Norlha's Innovative Approach
Norlha is the Tibetan Plateau’s first yak khullu atelier. We opened our doors in 2007 in Ritoma Village, a nomad settlement comprising 230 families, 6000 yaks and 20,000 sheep. We now employ 130 people, all former nomads or members of nomad families, who have spun, woven and felted for generations. Still, creating a modern, marketable product required thinking and innovation as the local tools, drop spindles and blackstrap looms, were not conducive to commercially viable production. We innovated by using outside technology, importing charkhas and flying shuttle looms from India and Nepal, both ideal for a village based industry. For felting, we combined modern technology and the traditional knowledge and techniques of the local women.

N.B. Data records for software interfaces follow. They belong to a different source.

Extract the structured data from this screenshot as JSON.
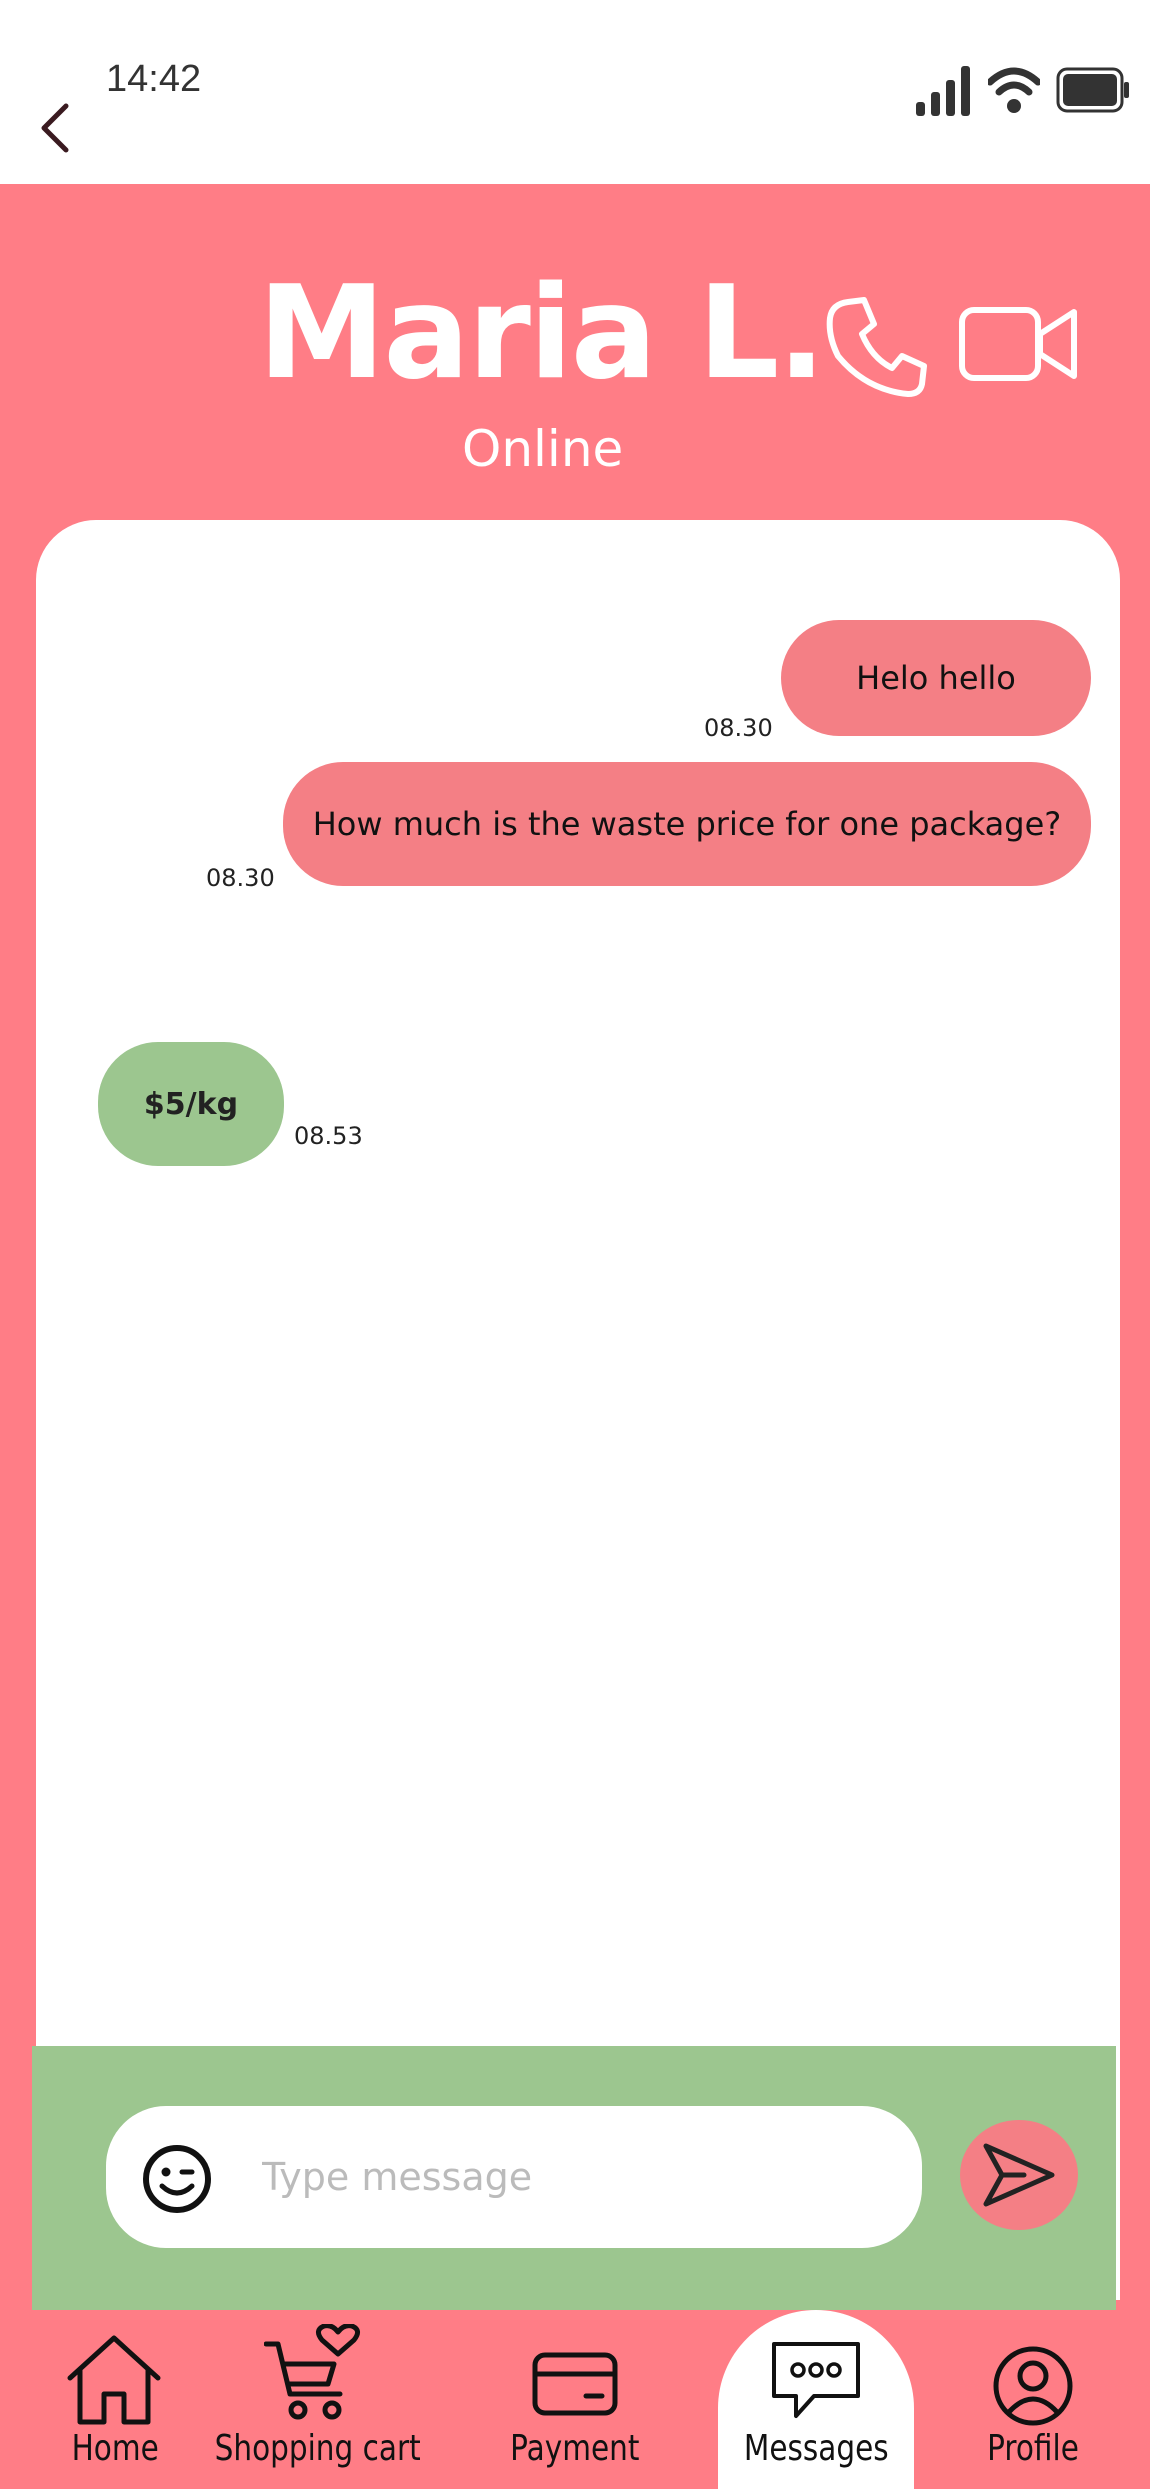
{
  "status_bar": {
    "time": "14:42",
    "icons": [
      "signal-icon",
      "wifi-icon",
      "battery-icon"
    ]
  },
  "header": {
    "contact_name": "Maria L.",
    "contact_status": "Online",
    "icons": [
      "phone-icon",
      "video-camera-icon",
      "back-chevron-icon"
    ]
  },
  "messages": [
    {
      "direction": "outgoing",
      "text": "Helo hello",
      "time": "08.30"
    },
    {
      "direction": "outgoing",
      "text": "How much is the waste price for one package?",
      "time": "08.30"
    },
    {
      "direction": "incoming",
      "text": "$5/kg",
      "time": "08.53"
    }
  ],
  "composer": {
    "placeholder": "Type message",
    "value": "",
    "icons": [
      "emoji-icon",
      "send-icon"
    ]
  },
  "nav": {
    "items": [
      {
        "label": "Home",
        "icon": "home-icon",
        "active": false
      },
      {
        "label": "Shopping cart",
        "icon": "shopping-cart-icon",
        "active": false
      },
      {
        "label": "Payment",
        "icon": "credit-card-icon",
        "active": false
      },
      {
        "label": "Messages",
        "icon": "chat-bubble-icon",
        "active": true
      },
      {
        "label": "Profile",
        "icon": "user-icon",
        "active": false
      }
    ]
  },
  "colors": {
    "primary": "#FF7D86",
    "outgoing_bubble": "#F47F85",
    "incoming_bubble": "#9CC68F",
    "composer_bar": "#9CC68F",
    "panel": "#FFFFFF"
  }
}
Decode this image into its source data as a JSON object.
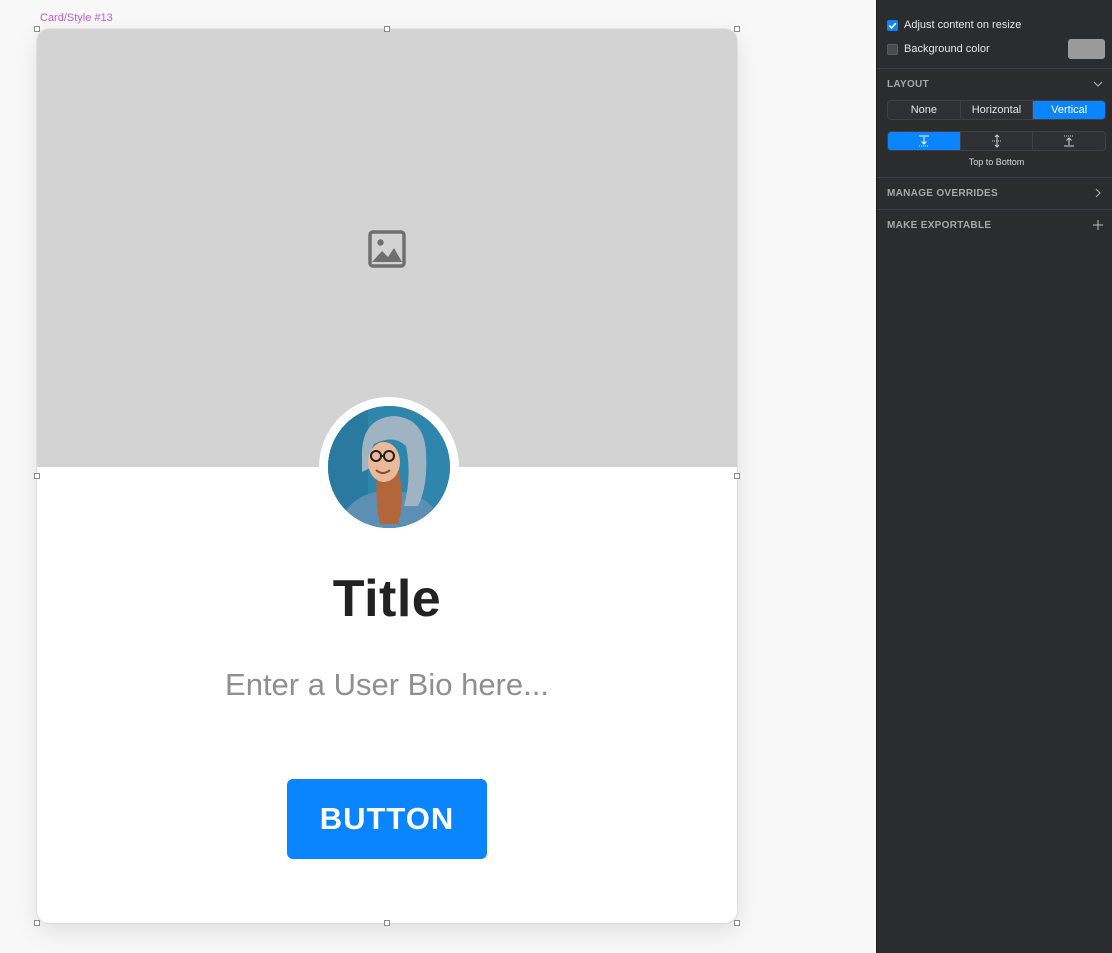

Artisans of Norlha
Norlha’s first employees had never done anything other than herding, and most had never seen the inside of a classroom. Still, they applied their natural skills to weaving, felting and administering. In the past six years, we have employed an increasing number of young people who though born as nomads, attended some school and prefer a job to herding. The yak has brought change with continuity and this new generation of rural Tibetans an alternative way or life, offering access to today’s world while remaining rooted in their environment.
8 Artisans for every scarf
It takes eight different skilled artisans to make a single Norlha scarf
Norlha's most intricate piece takes over 100 days for a single artisan to complete
40,000+ Training hours
Since its founding in '07, Norlha has spent 40,000+ hours training local nomads in vocational, management & textile skills
$4M On local salaries
Since its founding Norlha has provided over $4M USD in local salaries
Masters of their craft. Keepers of their heritage.
Handloom weaving is a team activity that requires coordination, patience and skill.
Norlha’s felters combined their traditional felting experience with modern technology.